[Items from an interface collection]
━━━━━━━━━━━━━━━━━━━━━━━━━━━━━━

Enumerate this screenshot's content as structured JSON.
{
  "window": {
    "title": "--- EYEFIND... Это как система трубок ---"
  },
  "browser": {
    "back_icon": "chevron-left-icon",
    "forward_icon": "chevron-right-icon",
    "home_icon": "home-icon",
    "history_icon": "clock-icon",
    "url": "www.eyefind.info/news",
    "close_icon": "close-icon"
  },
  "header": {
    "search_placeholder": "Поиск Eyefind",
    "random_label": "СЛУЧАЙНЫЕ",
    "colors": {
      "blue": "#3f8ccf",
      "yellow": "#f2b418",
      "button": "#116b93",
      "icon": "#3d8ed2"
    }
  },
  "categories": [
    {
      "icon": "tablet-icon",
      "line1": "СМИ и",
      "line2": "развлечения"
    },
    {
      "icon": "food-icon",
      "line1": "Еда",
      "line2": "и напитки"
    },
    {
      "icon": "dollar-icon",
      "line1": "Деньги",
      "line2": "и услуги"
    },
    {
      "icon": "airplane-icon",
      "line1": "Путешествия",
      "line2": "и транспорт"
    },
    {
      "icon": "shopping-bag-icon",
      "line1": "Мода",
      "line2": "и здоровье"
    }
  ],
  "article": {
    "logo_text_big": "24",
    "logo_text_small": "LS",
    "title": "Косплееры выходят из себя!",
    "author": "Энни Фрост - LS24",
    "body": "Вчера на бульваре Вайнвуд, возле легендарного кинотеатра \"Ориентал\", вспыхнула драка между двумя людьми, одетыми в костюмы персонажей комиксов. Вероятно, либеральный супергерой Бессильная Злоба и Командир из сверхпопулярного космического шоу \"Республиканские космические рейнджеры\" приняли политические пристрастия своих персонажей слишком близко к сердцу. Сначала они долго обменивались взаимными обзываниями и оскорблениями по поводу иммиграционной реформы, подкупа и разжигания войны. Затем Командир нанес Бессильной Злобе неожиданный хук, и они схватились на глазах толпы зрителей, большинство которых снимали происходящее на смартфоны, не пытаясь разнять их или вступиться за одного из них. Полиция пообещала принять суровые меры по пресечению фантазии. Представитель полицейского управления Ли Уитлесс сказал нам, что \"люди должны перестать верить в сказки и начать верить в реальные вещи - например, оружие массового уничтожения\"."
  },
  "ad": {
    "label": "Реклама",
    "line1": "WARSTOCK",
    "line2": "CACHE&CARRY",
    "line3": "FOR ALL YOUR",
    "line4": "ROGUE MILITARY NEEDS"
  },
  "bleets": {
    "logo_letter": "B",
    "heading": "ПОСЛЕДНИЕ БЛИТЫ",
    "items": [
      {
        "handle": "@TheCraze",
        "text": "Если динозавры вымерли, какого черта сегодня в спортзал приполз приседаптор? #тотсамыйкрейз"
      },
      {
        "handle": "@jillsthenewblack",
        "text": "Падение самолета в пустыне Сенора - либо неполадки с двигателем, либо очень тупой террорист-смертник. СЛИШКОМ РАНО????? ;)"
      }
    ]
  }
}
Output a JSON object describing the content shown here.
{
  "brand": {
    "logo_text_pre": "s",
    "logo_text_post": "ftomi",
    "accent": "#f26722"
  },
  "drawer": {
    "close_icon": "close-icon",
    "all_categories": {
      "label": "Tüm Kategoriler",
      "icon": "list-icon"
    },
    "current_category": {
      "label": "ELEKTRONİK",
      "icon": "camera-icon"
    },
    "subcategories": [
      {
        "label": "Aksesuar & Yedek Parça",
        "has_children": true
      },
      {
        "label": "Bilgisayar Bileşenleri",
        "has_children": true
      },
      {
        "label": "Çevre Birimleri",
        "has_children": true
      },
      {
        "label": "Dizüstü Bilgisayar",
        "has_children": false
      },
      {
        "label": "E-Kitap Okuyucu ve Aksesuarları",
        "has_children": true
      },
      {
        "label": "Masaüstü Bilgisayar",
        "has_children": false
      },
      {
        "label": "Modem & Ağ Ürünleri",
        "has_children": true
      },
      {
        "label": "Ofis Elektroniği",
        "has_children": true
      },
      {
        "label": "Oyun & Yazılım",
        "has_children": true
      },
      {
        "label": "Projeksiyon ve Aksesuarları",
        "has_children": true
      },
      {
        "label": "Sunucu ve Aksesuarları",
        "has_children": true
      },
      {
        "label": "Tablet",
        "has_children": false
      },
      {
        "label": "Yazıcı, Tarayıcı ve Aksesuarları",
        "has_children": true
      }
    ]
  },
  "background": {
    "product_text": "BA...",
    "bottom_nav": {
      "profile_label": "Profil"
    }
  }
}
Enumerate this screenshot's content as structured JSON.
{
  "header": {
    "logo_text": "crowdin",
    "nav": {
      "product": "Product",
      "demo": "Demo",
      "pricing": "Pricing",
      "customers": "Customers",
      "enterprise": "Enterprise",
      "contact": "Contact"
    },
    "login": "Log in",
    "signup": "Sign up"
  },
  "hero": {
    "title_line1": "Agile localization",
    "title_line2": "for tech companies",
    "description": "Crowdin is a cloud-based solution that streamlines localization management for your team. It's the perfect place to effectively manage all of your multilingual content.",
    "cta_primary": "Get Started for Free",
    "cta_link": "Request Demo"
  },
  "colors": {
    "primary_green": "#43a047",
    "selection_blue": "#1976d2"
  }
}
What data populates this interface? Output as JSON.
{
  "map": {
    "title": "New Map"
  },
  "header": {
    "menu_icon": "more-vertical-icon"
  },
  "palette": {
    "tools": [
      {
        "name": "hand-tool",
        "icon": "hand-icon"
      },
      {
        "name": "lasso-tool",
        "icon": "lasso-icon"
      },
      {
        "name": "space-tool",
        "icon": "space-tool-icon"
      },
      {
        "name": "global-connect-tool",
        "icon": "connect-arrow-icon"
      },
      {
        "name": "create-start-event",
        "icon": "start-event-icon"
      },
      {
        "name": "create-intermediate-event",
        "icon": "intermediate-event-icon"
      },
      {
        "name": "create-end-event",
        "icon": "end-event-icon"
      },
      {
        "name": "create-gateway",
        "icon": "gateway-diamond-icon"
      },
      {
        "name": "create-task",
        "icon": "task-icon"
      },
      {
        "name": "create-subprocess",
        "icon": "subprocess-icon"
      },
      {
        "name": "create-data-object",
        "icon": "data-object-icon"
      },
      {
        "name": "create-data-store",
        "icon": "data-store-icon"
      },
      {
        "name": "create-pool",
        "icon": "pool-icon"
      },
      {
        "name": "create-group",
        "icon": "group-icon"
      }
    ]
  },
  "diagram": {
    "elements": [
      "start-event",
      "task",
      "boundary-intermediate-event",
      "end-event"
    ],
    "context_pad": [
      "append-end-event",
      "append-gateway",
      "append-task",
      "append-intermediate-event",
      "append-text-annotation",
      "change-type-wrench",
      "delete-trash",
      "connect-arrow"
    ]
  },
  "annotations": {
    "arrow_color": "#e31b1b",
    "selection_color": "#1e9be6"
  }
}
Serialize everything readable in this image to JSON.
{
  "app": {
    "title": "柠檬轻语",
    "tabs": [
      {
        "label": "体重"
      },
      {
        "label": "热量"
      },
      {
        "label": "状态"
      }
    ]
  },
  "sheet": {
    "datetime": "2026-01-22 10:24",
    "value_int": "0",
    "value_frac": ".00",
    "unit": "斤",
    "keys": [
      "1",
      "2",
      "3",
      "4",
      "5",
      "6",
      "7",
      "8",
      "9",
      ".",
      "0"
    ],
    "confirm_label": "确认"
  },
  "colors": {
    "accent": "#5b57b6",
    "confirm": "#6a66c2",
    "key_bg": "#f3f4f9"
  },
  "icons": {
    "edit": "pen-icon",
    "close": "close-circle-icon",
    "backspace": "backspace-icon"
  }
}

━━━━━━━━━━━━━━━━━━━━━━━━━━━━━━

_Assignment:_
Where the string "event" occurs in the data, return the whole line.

_Answer to the problem:_
        "name": "create-start-event",
        "icon": "start-event-icon"
        "name": "create-intermediate-event",
        "icon": "intermediate-event-icon"
        "name": "create-end-event",
        "icon": "end-event-icon"
      "start-event",
      "boundary-intermediate-event",
      "end-event"
      "append-end-event",
      "append-intermediate-event",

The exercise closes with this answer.